XKSS 716 was then sold to John Pearson, founder of Pearsons Engineering, among the world’s leading specialists in Jaguar-powered sports racing cars. Mr. Pearson continued to race the car in historic events during 1983 and 1984. In 1993, the Jaguar was sold, through famed racing driver Brian Redman, to Don Marsh, a collector based in Columbus, Ohio. The XKSS remained in Mr. Marsh’s collection until 2000, when it was sold to the current owner, a collector with an impressive stable of significant sports and racing cars.

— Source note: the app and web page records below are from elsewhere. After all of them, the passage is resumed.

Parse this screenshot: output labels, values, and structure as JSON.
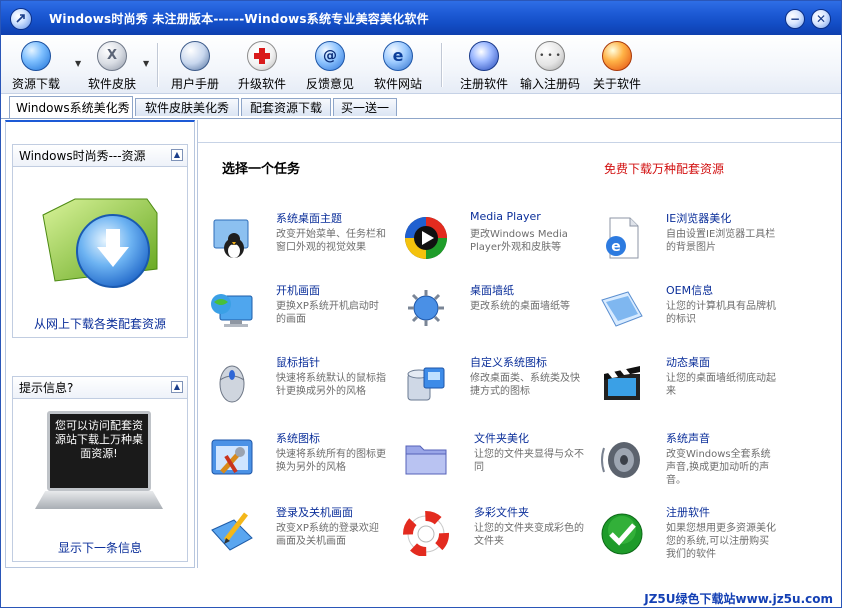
{
  "window": {
    "title": "Windows时尚秀   未注册版本------Windows系统专业美容美化软件"
  },
  "toolbar": {
    "items": [
      {
        "label": "资源下载",
        "icon": "globe-download-icon"
      },
      {
        "label": "软件皮肤",
        "icon": "skin-x-icon"
      },
      {
        "label": "用户手册",
        "icon": "manual-icon"
      },
      {
        "label": "升级软件",
        "icon": "upgrade-cross-icon"
      },
      {
        "label": "反馈意见",
        "icon": "at-sign-icon"
      },
      {
        "label": "软件网站",
        "icon": "ie-icon"
      },
      {
        "label": "注册软件",
        "icon": "register-swirl-icon"
      },
      {
        "label": "输入注册码",
        "icon": "keypad-icon"
      },
      {
        "label": "关于软件",
        "icon": "about-orb-icon"
      }
    ]
  },
  "tabs": [
    {
      "label": "Windows系统美化秀",
      "active": true
    },
    {
      "label": "软件皮肤美化秀",
      "active": false
    },
    {
      "label": "配套资源下载",
      "active": false
    },
    {
      "label": "买一送一",
      "active": false
    }
  ],
  "sidebar": {
    "resource_panel": {
      "title": "Windows时尚秀---资源",
      "link": "从网上下载各类配套资源"
    },
    "tips_panel": {
      "title": "提示信息?",
      "screen_text": "您可以访问配套资源站下载上万种桌面资源!",
      "link": "显示下一条信息"
    }
  },
  "main": {
    "heading": "选择一个任务",
    "promo": "免费下载万种配套资源",
    "tasks": [
      {
        "name": "系统桌面主题",
        "desc": "改变开始菜单、任务栏和窗口外观的视觉效果",
        "icon": "desktop-theme-icon"
      },
      {
        "name": "Media Player",
        "desc": "更改Windows Media Player外观和皮肤等",
        "icon": "media-player-icon"
      },
      {
        "name": "IE浏览器美化",
        "desc": "自由设置IE浏览器工具栏的背景图片",
        "icon": "ie-page-icon"
      },
      {
        "name": "开机画面",
        "desc": "更换XP系统开机启动时的画面",
        "icon": "boot-screen-icon"
      },
      {
        "name": "桌面墙纸",
        "desc": "更改系统的桌面墙纸等",
        "icon": "wallpaper-icon"
      },
      {
        "name": "OEM信息",
        "desc": "让您的计算机具有品牌机的标识",
        "icon": "oem-info-icon"
      },
      {
        "name": "鼠标指针",
        "desc": "快速将系统默认的鼠标指针更换成另外的风格",
        "icon": "mouse-icon"
      },
      {
        "name": "自定义系统图标",
        "desc": "修改桌面类、系统类及快捷方式的图标",
        "icon": "system-icons-icon"
      },
      {
        "name": "动态桌面",
        "desc": "让您的桌面墙纸彻底动起来",
        "icon": "film-clapper-icon"
      },
      {
        "name": "系统图标",
        "desc": "快速将系统所有的图标更换为另外的风格",
        "icon": "tools-icon"
      },
      {
        "name": "文件夹美化",
        "desc": "让您的文件夹显得与众不同",
        "icon": "folder-icon"
      },
      {
        "name": "系统声音",
        "desc": "改变Windows全套系统声音,换成更加动听的声音。",
        "icon": "speaker-icon"
      },
      {
        "name": "登录及关机画面",
        "desc": "改变XP系统的登录欢迎画面及关机画面",
        "icon": "login-pen-icon"
      },
      {
        "name": "多彩文件夹",
        "desc": "让您的文件夹变成彩色的文件夹",
        "icon": "lifebuoy-icon"
      },
      {
        "name": "注册软件",
        "desc": "如果您想用更多资源美化您的系统,可以注册购买我们的软件",
        "icon": "green-check-icon"
      }
    ]
  },
  "footer": {
    "brand": "JZ5U绿色下载站www.jz5u.com"
  }
}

The consignor has continued to enjoy the Jaguar on both road and track, having participated in vintage races and long-distance tours. About 10 years ago, he decided to return the car to its original XKSS specification and enlisted Gary Pearson, the son of former owner John Pearson and the current principal of Pearsons Engineering, to undertake a complete, show-quality restoration.

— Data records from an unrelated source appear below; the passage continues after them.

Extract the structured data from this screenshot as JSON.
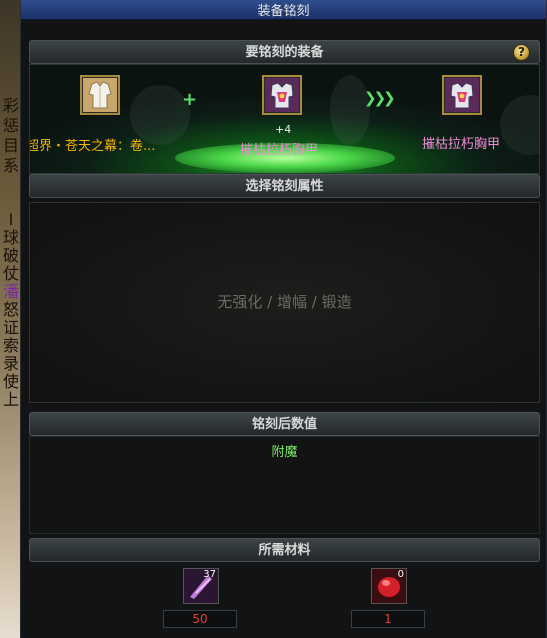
{
  "window": {
    "title": "装备铭刻"
  },
  "background_strip": {
    "glyphs": [
      "彩",
      "惩",
      "目",
      "系",
      "",
      "",
      "",
      "",
      "",
      "I",
      "球",
      "破",
      "仗",
      "潘",
      "怒",
      "证",
      "索",
      "录",
      "使",
      "上"
    ]
  },
  "equip_section": {
    "header": "要铭刻的装备",
    "help_icon": "?",
    "source_item": {
      "name": "超界・苍天之幕：卷...",
      "icon": "white-robe-icon"
    },
    "plus_icon": "+",
    "arrows_icon": "❯❯❯",
    "target_item": {
      "level": "+4",
      "name": "摧枯拉朽胸甲",
      "icon": "chest-armor-icon"
    },
    "result_item": {
      "name": "摧枯拉朽胸甲",
      "icon": "chest-armor-icon"
    }
  },
  "attr_section": {
    "header": "选择铭刻属性",
    "placeholder": "无强化 / 增幅 / 锻造"
  },
  "result_section": {
    "header": "铭刻后数值",
    "value": "附魔"
  },
  "materials_section": {
    "header": "所需材料",
    "items": [
      {
        "icon": "purple-crystal-shard-icon",
        "owned": "37",
        "required": "50"
      },
      {
        "icon": "red-gem-icon",
        "owned": "0",
        "required": "1"
      }
    ]
  }
}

During this process, a painstaking effort was made to restore and refit the original XKSS components to the Jaguar, which had otherwise been carefully preserved and maintained over the previous decades. Significantly, XKSS 716 has not suffered from a major accident and retains its original chassis, data tag, body, engine block, and cylinder head, something that precious few examples of the D-Type and XKSS can claim.

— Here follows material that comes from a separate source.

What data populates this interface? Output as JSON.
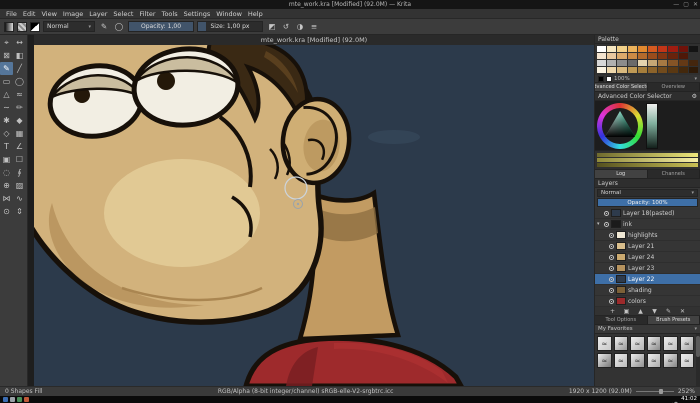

Beautifully restored and refinished in an attractive deep, dark green, XKSS 716 made its concours debut at the Pebble Beach Concours d’Elegance® in August 2010, where Jaguar was featured in recognition of its 75th anniversary. To honor the company’s most famous and beloved creation, the show’s organizers arranged a special XKSS class, reuniting 12 of the 16 original cars. Since this outing, the XKSS has been shown at the prestigious Concorso d’Eleganza Villa d’Este and driven on several exclusive tours in Europe and North America. Today, it remains in superb cosmetic and mechanical condition and performed admirably on a recent outing, with impressive power, light yet precise controls, confidence-inspiring handling, and a glorious, hair-raising soundtrack.
This particular XKSS possesses a relatively long and successful competition history, with excellent results and no record of serious incident during its career. It has a continuous, well-documented provenance that counts respected collectors among its former owners. It has also proven reliable in numerous vintage races and long-distance tours, yet remains in fundamentally original order six decades after it was built. Its recent restoration was conducted by one of the leading marque specialists, whose expertise and experience has ensured that its performance is no less impressive than its appearance.
Without question, this car is among the very best examples of the original XKSS, the limited-production, road-going version of the D-Type – one of the most successful and important models in the history of endurance racing. These Jaguars were the finest, most technically advanced sports cars of their day, and, in the years since, they have assumed an iconic, almost mythical status.
A decade has passed since an XKSS was last offered for sale at public auction, with most examples now jealously guarded in private collections. When the next example might become available is anyone’s guess, but it will almost certainly pale in comparison to XKSS 716.